### AIM OF THE EXERCISE
Nothing in the data should change when you return it, but leave the pictures out.

***** TASK DATA *****

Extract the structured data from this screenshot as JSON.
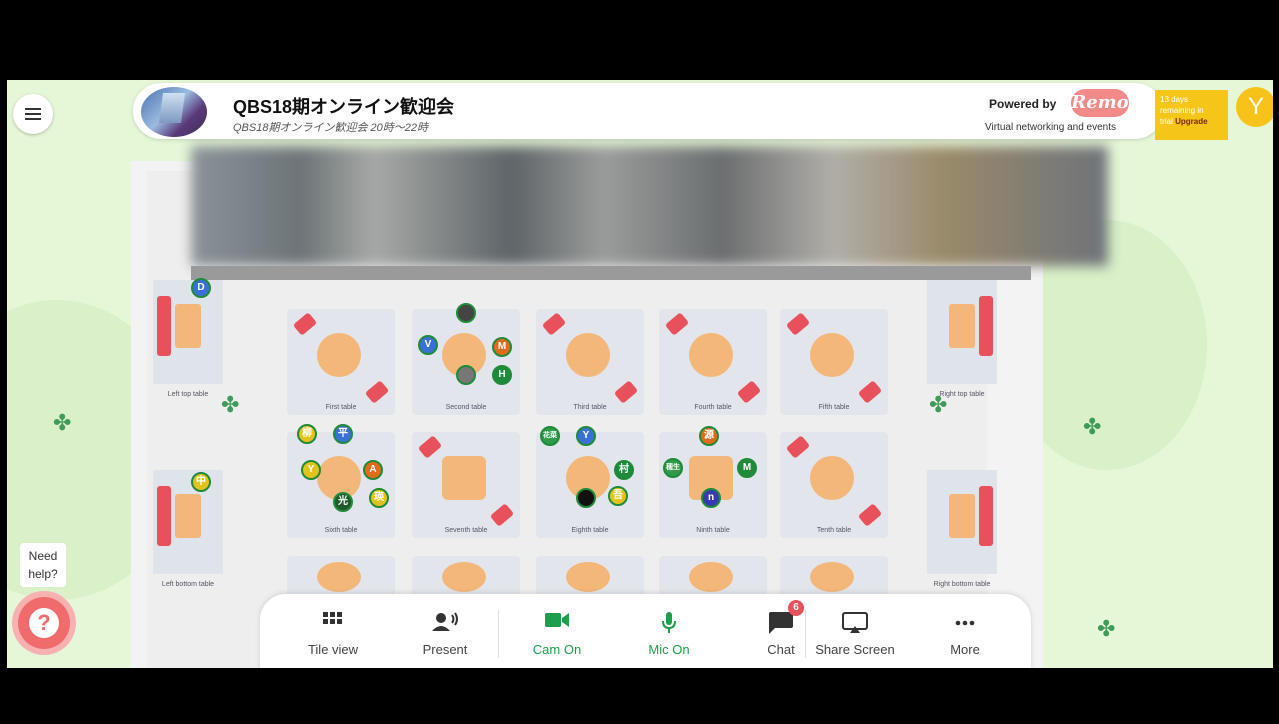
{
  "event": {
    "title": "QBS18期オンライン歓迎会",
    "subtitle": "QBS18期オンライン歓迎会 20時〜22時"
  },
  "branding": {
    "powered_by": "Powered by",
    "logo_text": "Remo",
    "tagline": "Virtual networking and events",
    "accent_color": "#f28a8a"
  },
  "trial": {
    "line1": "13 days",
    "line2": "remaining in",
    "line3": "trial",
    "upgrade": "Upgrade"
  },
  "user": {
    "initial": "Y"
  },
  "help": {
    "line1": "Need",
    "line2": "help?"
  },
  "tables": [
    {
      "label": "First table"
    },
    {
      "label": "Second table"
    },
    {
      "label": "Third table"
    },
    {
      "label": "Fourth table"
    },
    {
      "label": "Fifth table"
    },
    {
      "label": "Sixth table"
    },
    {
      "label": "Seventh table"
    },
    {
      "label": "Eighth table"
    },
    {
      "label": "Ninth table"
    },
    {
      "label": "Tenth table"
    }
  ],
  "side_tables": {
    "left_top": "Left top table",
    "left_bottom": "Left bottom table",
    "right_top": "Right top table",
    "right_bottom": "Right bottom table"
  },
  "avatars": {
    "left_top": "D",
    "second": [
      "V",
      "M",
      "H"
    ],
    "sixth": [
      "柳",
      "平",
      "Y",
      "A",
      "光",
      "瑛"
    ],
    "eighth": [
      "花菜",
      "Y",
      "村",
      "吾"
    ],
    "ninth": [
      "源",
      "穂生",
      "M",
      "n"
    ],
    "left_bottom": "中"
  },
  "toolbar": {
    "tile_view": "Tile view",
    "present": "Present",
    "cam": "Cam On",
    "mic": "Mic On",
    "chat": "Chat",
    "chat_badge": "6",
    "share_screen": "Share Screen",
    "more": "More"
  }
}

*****

### WRITTEN SOLUTION
Extract the structured data from this screenshot as JSON.
{
  "event": {
    "title": "QBS18期オンライン歓迎会",
    "subtitle": "QBS18期オンライン歓迎会 20時〜22時"
  },
  "branding": {
    "powered_by": "Powered by",
    "logo_text": "Remo",
    "tagline": "Virtual networking and events",
    "accent_color": "#f28a8a"
  },
  "trial": {
    "line1": "13 days",
    "line2": "remaining in",
    "line3": "trial",
    "upgrade": "Upgrade"
  },
  "user": {
    "initial": "Y"
  },
  "help": {
    "line1": "Need",
    "line2": "help?"
  },
  "tables": [
    {
      "label": "First table"
    },
    {
      "label": "Second table"
    },
    {
      "label": "Third table"
    },
    {
      "label": "Fourth table"
    },
    {
      "label": "Fifth table"
    },
    {
      "label": "Sixth table"
    },
    {
      "label": "Seventh table"
    },
    {
      "label": "Eighth table"
    },
    {
      "label": "Ninth table"
    },
    {
      "label": "Tenth table"
    }
  ],
  "side_tables": {
    "left_top": "Left top table",
    "left_bottom": "Left bottom table",
    "right_top": "Right top table",
    "right_bottom": "Right bottom table"
  },
  "avatars": {
    "left_top": "D",
    "second": [
      "V",
      "M",
      "H"
    ],
    "sixth": [
      "柳",
      "平",
      "Y",
      "A",
      "光",
      "瑛"
    ],
    "eighth": [
      "花菜",
      "Y",
      "村",
      "吾"
    ],
    "ninth": [
      "源",
      "穂生",
      "M",
      "n"
    ],
    "left_bottom": "中"
  },
  "toolbar": {
    "tile_view": "Tile view",
    "present": "Present",
    "cam": "Cam On",
    "mic": "Mic On",
    "chat": "Chat",
    "chat_badge": "6",
    "share_screen": "Share Screen",
    "more": "More"
  }
}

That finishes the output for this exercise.